- **Data**
'''
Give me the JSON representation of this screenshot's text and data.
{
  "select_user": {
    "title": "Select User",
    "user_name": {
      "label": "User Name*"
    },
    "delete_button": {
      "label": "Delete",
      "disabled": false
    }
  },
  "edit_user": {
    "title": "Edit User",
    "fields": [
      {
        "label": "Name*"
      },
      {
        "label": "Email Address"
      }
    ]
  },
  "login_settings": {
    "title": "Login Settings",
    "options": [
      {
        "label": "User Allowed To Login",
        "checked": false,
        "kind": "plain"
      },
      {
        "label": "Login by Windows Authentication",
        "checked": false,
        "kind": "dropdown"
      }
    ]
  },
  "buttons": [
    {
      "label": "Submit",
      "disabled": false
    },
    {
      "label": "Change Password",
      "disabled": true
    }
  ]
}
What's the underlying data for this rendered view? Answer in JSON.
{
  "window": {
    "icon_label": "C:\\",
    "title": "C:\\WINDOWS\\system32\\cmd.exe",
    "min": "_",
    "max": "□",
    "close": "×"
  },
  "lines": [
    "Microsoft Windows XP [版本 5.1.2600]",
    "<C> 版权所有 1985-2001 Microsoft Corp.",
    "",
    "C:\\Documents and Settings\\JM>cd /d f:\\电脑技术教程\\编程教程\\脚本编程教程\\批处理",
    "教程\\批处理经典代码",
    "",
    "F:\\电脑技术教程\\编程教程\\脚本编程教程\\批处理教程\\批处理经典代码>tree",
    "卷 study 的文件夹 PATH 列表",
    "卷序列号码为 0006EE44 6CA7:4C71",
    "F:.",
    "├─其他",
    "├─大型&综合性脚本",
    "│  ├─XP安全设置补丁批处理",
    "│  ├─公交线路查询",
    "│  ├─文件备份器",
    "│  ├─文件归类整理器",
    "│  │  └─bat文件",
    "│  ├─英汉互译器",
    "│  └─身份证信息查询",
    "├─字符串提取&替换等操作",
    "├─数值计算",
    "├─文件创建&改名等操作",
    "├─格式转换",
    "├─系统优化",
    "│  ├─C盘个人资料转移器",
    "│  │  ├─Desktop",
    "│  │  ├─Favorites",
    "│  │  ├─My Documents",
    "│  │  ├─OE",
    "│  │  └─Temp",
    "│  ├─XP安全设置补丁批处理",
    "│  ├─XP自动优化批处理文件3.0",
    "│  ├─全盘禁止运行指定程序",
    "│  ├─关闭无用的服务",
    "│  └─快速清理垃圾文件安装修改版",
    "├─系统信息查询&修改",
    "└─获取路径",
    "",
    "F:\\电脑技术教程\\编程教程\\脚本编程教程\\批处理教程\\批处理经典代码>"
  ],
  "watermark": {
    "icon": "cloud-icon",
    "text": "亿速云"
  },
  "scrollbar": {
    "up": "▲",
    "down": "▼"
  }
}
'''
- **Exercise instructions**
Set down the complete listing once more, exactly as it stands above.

- **Final answer**
Give me the JSON representation of this screenshot's text and data.
{
  "select_user": {
    "title": "Select User",
    "user_name": {
      "label": "User Name*"
    },
    "delete_button": {
      "label": "Delete",
      "disabled": false
    }
  },
  "edit_user": {
    "title": "Edit User",
    "fields": [
      {
        "label": "Name*"
      },
      {
        "label": "Email Address"
      }
    ]
  },
  "login_settings": {
    "title": "Login Settings",
    "options": [
      {
        "label": "User Allowed To Login",
        "checked": false,
        "kind": "plain"
      },
      {
        "label": "Login by Windows Authentication",
        "checked": false,
        "kind": "dropdown"
      }
    ]
  },
  "buttons": [
    {
      "label": "Submit",
      "disabled": false
    },
    {
      "label": "Change Password",
      "disabled": true
    }
  ]
}
What's the underlying data for this rendered view? Answer in JSON.
{
  "window": {
    "icon_label": "C:\\",
    "title": "C:\\WINDOWS\\system32\\cmd.exe",
    "min": "_",
    "max": "□",
    "close": "×"
  },
  "lines": [
    "Microsoft Windows XP [版本 5.1.2600]",
    "<C> 版权所有 1985-2001 Microsoft Corp.",
    "",
    "C:\\Documents and Settings\\JM>cd /d f:\\电脑技术教程\\编程教程\\脚本编程教程\\批处理",
    "教程\\批处理经典代码",
    "",
    "F:\\电脑技术教程\\编程教程\\脚本编程教程\\批处理教程\\批处理经典代码>tree",
    "卷 study 的文件夹 PATH 列表",
    "卷序列号码为 0006EE44 6CA7:4C71",
    "F:.",
    "├─其他",
    "├─大型&综合性脚本",
    "│  ├─XP安全设置补丁批处理",
    "│  ├─公交线路查询",
    "│  ├─文件备份器",
    "│  ├─文件归类整理器",
    "│  │  └─bat文件",
    "│  ├─英汉互译器",
    "│  └─身份证信息查询",
    "├─字符串提取&替换等操作",
    "├─数值计算",
    "├─文件创建&改名等操作",
    "├─格式转换",
    "├─系统优化",
    "│  ├─C盘个人资料转移器",
    "│  │  ├─Desktop",
    "│  │  ├─Favorites",
    "│  │  ├─My Documents",
    "│  │  ├─OE",
    "│  │  └─Temp",
    "│  ├─XP安全设置补丁批处理",
    "│  ├─XP自动优化批处理文件3.0",
    "│  ├─全盘禁止运行指定程序",
    "│  ├─关闭无用的服务",
    "│  └─快速清理垃圾文件安装修改版",
    "├─系统信息查询&修改",
    "└─获取路径",
    "",
    "F:\\电脑技术教程\\编程教程\\脚本编程教程\\批处理教程\\批处理经典代码>"
  ],
  "watermark": {
    "icon": "cloud-icon",
    "text": "亿速云"
  },
  "scrollbar": {
    "up": "▲",
    "down": "▼"
  }
}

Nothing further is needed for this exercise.